What is needed is a copy of each line in the listing that contains "icon".

::::::

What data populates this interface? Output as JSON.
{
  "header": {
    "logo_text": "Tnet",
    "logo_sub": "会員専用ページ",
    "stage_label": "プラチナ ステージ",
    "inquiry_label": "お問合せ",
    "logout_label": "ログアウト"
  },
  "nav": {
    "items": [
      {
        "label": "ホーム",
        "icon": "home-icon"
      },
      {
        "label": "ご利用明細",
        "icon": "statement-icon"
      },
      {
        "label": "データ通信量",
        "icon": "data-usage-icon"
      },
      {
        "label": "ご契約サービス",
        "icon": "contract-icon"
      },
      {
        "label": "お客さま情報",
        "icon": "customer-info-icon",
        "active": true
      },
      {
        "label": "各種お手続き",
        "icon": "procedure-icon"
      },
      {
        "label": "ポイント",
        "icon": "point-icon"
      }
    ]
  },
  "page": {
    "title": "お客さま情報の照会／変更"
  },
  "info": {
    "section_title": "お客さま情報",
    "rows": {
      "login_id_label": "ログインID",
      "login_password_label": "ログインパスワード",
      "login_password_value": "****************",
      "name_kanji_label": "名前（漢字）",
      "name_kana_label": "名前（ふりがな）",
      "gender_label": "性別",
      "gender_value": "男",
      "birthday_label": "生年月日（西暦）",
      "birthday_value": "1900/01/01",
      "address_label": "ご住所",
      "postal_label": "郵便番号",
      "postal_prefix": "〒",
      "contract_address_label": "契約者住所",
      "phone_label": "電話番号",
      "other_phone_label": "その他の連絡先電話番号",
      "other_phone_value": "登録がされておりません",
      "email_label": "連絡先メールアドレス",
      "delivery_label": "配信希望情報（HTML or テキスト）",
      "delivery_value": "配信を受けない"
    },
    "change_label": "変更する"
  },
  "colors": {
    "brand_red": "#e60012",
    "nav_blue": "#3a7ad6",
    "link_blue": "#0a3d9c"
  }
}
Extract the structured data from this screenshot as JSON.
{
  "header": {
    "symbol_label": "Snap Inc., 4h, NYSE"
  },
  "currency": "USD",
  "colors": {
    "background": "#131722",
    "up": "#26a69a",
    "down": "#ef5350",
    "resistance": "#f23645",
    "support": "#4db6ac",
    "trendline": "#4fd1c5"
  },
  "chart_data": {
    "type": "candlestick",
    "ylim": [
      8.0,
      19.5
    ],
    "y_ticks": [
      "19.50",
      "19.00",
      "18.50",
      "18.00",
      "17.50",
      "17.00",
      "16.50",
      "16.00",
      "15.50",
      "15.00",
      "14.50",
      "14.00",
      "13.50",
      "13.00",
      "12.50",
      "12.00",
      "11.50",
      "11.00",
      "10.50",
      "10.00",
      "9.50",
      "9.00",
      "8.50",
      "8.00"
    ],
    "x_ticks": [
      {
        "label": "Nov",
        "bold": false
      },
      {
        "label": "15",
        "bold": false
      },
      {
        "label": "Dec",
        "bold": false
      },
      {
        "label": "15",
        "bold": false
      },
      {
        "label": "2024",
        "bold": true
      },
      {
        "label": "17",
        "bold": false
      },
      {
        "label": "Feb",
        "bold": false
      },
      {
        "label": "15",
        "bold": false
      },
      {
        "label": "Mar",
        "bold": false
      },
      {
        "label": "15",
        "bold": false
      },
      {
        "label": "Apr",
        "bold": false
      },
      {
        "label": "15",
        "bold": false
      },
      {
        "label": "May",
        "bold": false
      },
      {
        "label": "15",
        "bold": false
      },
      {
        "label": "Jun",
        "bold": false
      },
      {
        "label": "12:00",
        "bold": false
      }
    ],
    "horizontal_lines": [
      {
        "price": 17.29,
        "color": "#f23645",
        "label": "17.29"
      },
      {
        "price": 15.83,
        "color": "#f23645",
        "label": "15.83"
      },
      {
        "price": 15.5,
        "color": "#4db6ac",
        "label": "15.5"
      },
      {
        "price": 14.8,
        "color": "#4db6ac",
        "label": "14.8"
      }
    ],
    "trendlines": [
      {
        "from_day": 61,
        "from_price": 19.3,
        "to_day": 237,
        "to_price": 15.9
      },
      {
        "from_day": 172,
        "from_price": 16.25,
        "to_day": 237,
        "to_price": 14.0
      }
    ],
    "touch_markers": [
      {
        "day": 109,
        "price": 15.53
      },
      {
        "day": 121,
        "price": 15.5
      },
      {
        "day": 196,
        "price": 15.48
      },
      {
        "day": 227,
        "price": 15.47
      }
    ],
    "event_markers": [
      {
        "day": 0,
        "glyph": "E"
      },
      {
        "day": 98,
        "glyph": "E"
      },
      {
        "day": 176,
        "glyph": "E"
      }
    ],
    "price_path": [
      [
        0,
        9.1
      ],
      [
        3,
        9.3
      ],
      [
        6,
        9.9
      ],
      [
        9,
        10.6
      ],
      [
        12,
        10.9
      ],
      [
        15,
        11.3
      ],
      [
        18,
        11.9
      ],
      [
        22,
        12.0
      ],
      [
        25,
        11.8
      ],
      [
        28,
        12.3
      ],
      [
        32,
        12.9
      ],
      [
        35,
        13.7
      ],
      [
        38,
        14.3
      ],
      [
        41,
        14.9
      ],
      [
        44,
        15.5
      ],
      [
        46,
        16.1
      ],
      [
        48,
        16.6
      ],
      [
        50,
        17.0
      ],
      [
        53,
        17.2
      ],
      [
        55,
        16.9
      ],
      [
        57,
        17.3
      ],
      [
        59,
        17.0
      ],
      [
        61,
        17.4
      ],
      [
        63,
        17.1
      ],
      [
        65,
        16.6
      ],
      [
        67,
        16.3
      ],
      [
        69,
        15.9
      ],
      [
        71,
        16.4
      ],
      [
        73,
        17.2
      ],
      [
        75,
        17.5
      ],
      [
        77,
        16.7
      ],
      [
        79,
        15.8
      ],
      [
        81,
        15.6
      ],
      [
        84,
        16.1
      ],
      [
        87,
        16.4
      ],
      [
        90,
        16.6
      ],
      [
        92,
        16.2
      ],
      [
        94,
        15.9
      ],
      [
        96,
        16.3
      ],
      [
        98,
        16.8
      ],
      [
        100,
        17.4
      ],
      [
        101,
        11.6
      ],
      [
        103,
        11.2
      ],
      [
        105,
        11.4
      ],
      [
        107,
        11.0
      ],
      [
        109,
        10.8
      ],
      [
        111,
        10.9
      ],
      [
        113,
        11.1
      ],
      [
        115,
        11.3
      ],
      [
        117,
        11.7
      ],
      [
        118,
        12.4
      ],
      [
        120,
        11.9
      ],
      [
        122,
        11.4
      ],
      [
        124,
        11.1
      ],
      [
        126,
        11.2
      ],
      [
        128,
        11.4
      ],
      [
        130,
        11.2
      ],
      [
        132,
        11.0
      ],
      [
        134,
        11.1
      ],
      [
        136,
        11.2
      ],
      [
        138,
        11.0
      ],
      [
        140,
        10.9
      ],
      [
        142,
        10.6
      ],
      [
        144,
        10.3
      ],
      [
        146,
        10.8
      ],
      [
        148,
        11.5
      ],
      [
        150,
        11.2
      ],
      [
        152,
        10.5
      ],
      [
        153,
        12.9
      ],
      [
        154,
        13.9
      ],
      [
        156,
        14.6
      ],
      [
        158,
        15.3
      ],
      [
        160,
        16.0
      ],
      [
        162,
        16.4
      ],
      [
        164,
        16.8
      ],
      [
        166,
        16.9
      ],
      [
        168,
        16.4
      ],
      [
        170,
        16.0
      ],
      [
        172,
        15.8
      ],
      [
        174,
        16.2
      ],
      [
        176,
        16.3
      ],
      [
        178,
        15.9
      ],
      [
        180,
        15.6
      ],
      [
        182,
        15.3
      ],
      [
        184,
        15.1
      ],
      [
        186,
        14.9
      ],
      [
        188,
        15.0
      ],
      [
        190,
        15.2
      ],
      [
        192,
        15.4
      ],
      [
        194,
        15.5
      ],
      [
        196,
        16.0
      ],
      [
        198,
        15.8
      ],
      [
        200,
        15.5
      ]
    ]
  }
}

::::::

▸ **RESPONSE BOX**:
        "icon": "home-icon"
        "icon": "statement-icon"
        "icon": "data-usage-icon"
        "icon": "contract-icon"
        "icon": "customer-info-icon",
        "icon": "procedure-icon"
        "icon": "point-icon"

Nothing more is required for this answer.